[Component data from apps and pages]
------------------------------
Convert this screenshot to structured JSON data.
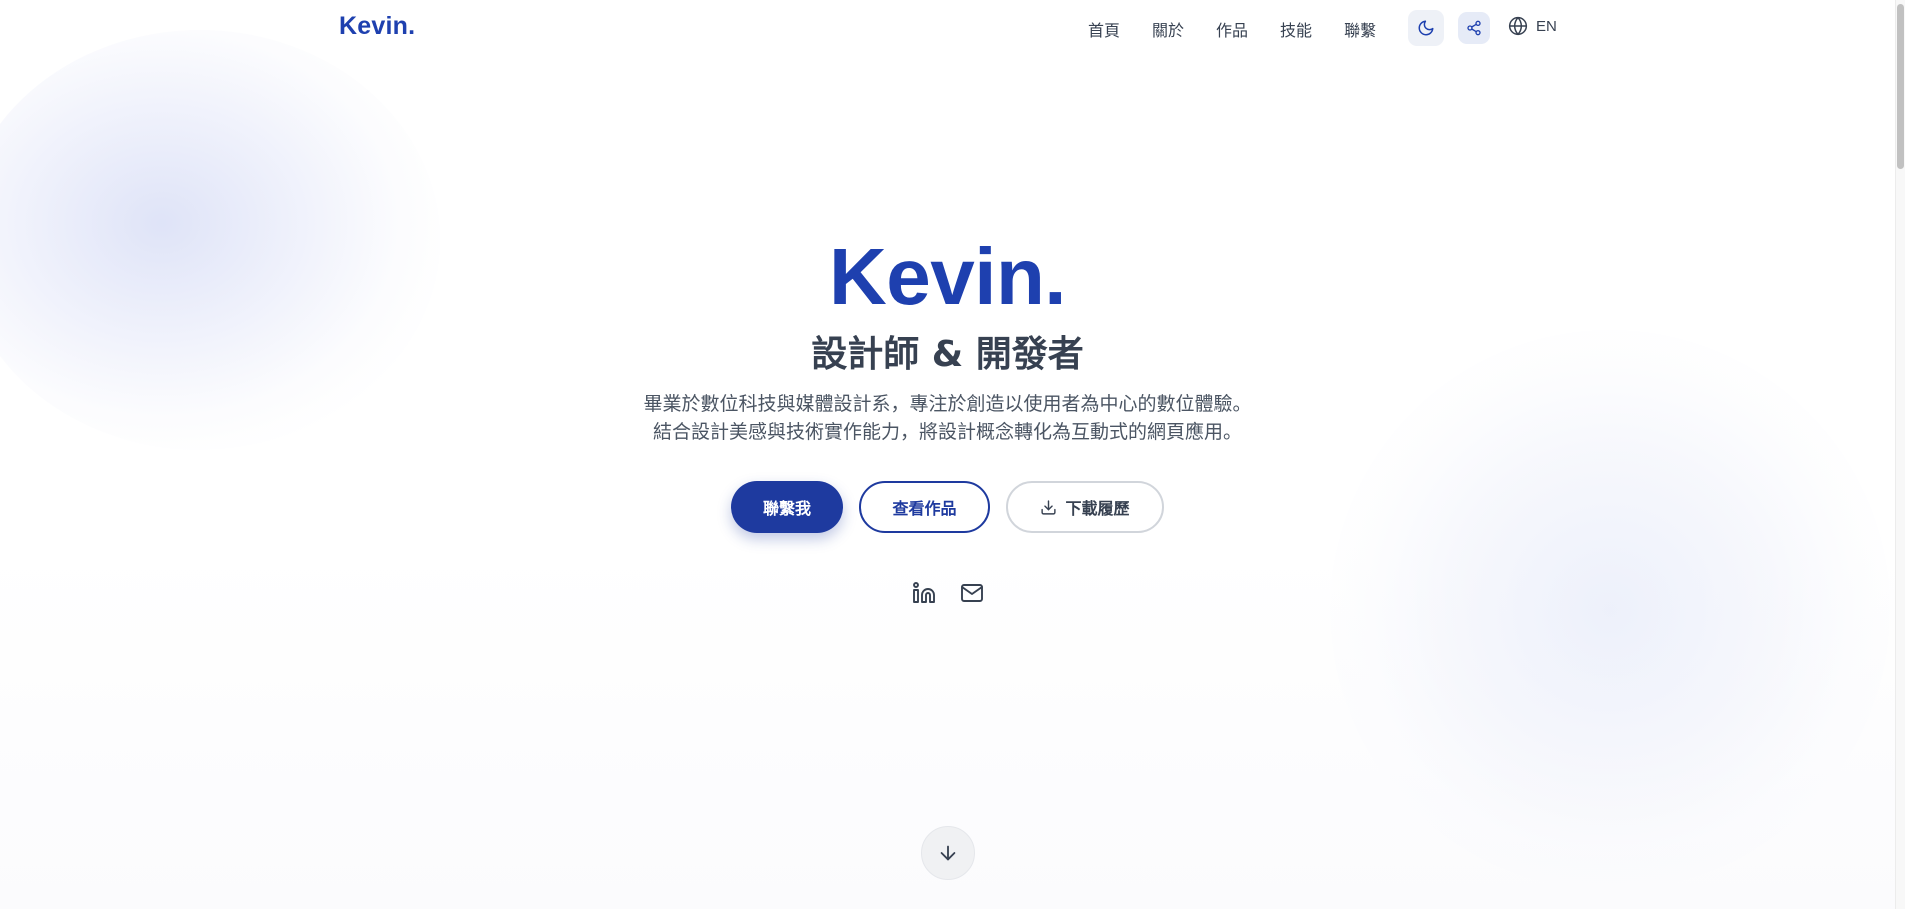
{
  "header": {
    "brand": "Kevin.",
    "nav": [
      {
        "label": "首頁"
      },
      {
        "label": "關於"
      },
      {
        "label": "作品"
      },
      {
        "label": "技能"
      },
      {
        "label": "聯繫"
      }
    ],
    "theme_icon": "moon-icon",
    "share_icon": "share-icon",
    "language_icon": "globe-icon",
    "language_label": "EN"
  },
  "hero": {
    "title": "Kevin.",
    "subtitle": "設計師 & 開發者",
    "description_lines": [
      "畢業於數位科技與媒體設計系，專注於創造以使用者為中心的數位體驗。",
      "結合設計美感與技術實作能力，將設計概念轉化為互動式的網頁應用。"
    ],
    "buttons": {
      "contact": "聯繫我",
      "works": "查看作品",
      "resume": "下載履歷"
    },
    "resume_icon": "download-icon",
    "social": [
      {
        "icon": "linkedin-icon"
      },
      {
        "icon": "mail-icon"
      }
    ],
    "scroll_icon": "arrow-down-icon"
  },
  "colors": {
    "accent": "#1e40af",
    "primary_button": "#1e3a9f",
    "text": "#374151"
  }
}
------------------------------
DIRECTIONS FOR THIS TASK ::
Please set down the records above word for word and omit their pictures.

RESULT FOR THIS TASK ::
Convert this screenshot to structured JSON data.
{
  "header": {
    "brand": "Kevin.",
    "nav": [
      {
        "label": "首頁"
      },
      {
        "label": "關於"
      },
      {
        "label": "作品"
      },
      {
        "label": "技能"
      },
      {
        "label": "聯繫"
      }
    ],
    "theme_icon": "moon-icon",
    "share_icon": "share-icon",
    "language_icon": "globe-icon",
    "language_label": "EN"
  },
  "hero": {
    "title": "Kevin.",
    "subtitle": "設計師 & 開發者",
    "description_lines": [
      "畢業於數位科技與媒體設計系，專注於創造以使用者為中心的數位體驗。",
      "結合設計美感與技術實作能力，將設計概念轉化為互動式的網頁應用。"
    ],
    "buttons": {
      "contact": "聯繫我",
      "works": "查看作品",
      "resume": "下載履歷"
    },
    "resume_icon": "download-icon",
    "social": [
      {
        "icon": "linkedin-icon"
      },
      {
        "icon": "mail-icon"
      }
    ],
    "scroll_icon": "arrow-down-icon"
  },
  "colors": {
    "accent": "#1e40af",
    "primary_button": "#1e3a9f",
    "text": "#374151"
  }
}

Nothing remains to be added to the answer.